To many parents, this will sound all too familiar. Madam June Tan bought 10 assessment books for her older daughter when she was in primary school. “But she could finish only half of the books because there was no time,” said the 45-year-old, who is self-employed.
Yes, children in primary school may have more assessment books than the number of subjects they take – and they often cannot go through all of them.
Ms Ong Hui Juan, 29, who runs an online marketplace for education resources, said that based on her customers’ buying trends over the last three years, primary school pupils typically each have seven assessment books at a time.
On average, they complete about 60 per cent of the books, according to a poll by her company, OpenSchoolbag, that 120 parents took part in last year.
Some parents had reported completion rates as low as 10 to 15 per cent. “This could imply that parents may be over-preparing. They think that their children can finish these books, but in reality there is no time,” said Ms Ong.
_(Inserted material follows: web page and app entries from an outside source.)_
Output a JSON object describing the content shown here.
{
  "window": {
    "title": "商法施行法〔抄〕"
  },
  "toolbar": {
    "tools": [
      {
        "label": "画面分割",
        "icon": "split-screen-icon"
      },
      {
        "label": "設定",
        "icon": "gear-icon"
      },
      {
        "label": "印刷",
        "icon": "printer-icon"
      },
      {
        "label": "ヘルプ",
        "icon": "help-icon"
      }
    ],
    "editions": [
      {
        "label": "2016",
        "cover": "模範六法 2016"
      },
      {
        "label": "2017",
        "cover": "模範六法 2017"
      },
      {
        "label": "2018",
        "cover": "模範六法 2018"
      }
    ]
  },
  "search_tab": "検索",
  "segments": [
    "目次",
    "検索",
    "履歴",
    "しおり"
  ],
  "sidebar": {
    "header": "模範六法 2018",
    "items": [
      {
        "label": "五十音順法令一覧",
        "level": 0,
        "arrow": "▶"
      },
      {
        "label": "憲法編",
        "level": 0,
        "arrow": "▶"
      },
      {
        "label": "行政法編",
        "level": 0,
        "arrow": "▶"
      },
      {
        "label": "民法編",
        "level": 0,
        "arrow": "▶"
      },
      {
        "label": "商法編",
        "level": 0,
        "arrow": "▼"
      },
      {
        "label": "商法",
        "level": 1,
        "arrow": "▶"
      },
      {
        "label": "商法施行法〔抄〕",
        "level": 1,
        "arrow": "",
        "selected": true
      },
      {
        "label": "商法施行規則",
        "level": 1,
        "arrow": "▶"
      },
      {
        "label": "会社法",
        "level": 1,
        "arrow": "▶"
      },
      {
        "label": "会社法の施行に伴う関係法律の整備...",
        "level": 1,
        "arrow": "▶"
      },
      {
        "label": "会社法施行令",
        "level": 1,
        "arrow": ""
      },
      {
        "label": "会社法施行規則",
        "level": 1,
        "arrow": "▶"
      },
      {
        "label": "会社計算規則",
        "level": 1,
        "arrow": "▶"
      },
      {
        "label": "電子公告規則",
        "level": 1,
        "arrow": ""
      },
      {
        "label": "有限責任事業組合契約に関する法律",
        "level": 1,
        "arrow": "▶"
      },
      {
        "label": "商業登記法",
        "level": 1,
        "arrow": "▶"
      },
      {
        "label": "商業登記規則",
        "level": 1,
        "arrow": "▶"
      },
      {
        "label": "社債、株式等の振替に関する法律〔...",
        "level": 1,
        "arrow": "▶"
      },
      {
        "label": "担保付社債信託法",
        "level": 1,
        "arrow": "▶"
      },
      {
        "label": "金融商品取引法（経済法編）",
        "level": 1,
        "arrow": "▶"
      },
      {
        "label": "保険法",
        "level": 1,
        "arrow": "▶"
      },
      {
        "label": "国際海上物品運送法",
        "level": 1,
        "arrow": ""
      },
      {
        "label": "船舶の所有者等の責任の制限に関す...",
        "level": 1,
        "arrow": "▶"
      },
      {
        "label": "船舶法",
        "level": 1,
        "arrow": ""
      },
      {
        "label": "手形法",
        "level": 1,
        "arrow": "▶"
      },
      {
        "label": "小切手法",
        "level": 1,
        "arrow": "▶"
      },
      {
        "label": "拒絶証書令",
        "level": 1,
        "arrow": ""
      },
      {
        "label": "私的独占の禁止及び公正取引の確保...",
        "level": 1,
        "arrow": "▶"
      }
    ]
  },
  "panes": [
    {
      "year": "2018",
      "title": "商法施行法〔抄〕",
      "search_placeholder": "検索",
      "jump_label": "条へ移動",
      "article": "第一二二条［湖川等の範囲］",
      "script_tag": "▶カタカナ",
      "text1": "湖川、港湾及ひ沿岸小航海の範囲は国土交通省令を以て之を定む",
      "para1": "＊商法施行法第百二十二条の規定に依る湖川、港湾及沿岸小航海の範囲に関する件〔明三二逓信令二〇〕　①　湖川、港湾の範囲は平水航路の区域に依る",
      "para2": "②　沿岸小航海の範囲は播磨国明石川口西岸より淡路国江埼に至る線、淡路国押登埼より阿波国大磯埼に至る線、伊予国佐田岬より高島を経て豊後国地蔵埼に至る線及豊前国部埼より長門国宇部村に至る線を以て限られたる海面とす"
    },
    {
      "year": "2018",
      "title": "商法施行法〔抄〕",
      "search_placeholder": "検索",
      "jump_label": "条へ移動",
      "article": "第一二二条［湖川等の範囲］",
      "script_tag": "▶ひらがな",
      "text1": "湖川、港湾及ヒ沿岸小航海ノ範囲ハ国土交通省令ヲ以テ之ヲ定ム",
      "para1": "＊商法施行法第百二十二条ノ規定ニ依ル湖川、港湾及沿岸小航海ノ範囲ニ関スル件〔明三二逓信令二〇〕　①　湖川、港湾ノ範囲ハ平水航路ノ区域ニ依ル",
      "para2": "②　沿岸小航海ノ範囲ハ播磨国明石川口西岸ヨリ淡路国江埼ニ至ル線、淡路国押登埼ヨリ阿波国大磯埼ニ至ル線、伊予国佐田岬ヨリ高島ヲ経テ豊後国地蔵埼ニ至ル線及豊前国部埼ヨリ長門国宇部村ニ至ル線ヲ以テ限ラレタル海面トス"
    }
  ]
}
That is not all.
Based on the company’s sales trends, about 20 per cent of parents buy assessment materials that are a level higher than their children’s educational level, she added.
“Challenging, latest exam format, strategies, techniques – these are the words on assessment book covers that parents like,” said Ms Ong, who hopes to provide parents with more information on how to pick the right books.
She and her team put up articles online to help parents decide .
She added: “We try not to do sales bundles to discourage overbuying.”
Ms Ong, a former bank analyst, became interested in education after being a part-time tutor for nine years. She gave mathematics and statistics tuition to students from secondary schools, junior colleges, polytechnics and universities.
“I know some will buy every science reference book available from Popular. They want to be safe, so that everything is covered,” he said.
The parents then often tell him to use all the assessment books they buy during tuition, he added. “I would choose the books that are more useful and tell them what really can be finished.”
Parents contacted said that assessment books are important, but they try not to pile too much work on their children.
Madam Tan now buys fewer assessment books for her younger daughter in Primary 4, and is more selective in her choices. “No point buying and not doing… or doing so many questions blindly,” she said.
Housewife Karen Chen, 35, started buying English, Chinese and maths assessment books for her daughter when she was in kindergarten. “She doesn’t have tuition, so we use these books to reinforce concepts taught in school,” she said.
Her daughter, now in Primary 2, has about five assessment books .
“I don’t make her finish everything. Bedtime is still more important. She has to be in bed by 8.30pm,” she added.
A version of this article first appeared in The Straits Times.